  // Delay program for a few milliseconds


Plug in the Arduino and upload the code. You should see the LED light up as soon as you apply power.

INA169 in action

The INA169 will measure the current through the LED.

Select the appropriate board (Arduino Uno in this case) from Tools->Board and the correct COM port from Tools->Serial Port. Click the upload button, and wait for the program to be compiled and uploaded to the Arduino. Open the Serial Monitor from Tools->Serial Monitor and you should see current measurements being printed.

Output of Serial Monitor

If you are using a basic red LED, a 330Ω resistor, and a 5V supply, you should see 0.009A (9mA) on the Serial Monitor.

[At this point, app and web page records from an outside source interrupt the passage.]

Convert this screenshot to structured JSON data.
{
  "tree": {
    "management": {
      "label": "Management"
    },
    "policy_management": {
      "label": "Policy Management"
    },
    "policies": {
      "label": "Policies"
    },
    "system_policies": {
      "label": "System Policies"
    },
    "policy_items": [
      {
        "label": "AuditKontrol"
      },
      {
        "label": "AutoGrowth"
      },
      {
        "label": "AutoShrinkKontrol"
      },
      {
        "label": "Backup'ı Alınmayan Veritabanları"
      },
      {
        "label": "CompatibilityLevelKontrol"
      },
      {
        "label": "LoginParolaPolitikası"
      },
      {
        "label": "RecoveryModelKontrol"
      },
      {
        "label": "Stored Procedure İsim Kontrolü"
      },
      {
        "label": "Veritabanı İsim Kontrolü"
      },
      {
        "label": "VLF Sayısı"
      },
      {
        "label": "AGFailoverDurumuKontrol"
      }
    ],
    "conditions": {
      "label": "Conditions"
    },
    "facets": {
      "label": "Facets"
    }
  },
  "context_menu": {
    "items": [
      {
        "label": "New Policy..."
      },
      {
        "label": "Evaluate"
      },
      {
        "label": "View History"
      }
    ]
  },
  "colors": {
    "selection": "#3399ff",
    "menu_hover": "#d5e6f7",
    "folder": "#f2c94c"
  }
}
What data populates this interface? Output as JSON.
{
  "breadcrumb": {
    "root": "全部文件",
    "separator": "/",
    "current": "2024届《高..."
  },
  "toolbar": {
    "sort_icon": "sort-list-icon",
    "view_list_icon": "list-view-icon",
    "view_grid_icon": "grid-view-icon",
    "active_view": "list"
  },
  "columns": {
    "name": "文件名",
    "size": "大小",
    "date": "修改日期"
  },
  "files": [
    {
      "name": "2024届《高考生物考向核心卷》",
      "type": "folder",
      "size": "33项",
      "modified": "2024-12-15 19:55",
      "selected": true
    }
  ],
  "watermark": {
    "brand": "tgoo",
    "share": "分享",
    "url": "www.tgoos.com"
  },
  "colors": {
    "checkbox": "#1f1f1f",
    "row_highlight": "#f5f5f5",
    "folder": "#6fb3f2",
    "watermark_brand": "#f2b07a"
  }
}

If we want to verify this reading, we can use a multimeter to measure the voltage across the 330Ω resistor. You should see around 3V across the resistor. Using Ohm’s Law, we can calculate the current flowing through the resistor and LED is 0.00909 A, which matches the reading from the INA169.

Going Further

The INA169 is a useful chip if you want to know how much current something is using. For example:

  • On The Uncertain 7-Cube, you can connect the INA169 inline with the battery’s positive power wire (that’s the red wire!) and measure the current draw to figure out how long your battery will last.
  • Similarly, connect the INA169 to the HUB-ee Buggy’s power and determine how much time you get before you need to replace those AA batteries.
  • Or use the INA169 to determine how much power is being consumed if the Humidor Control Box is left on all the time.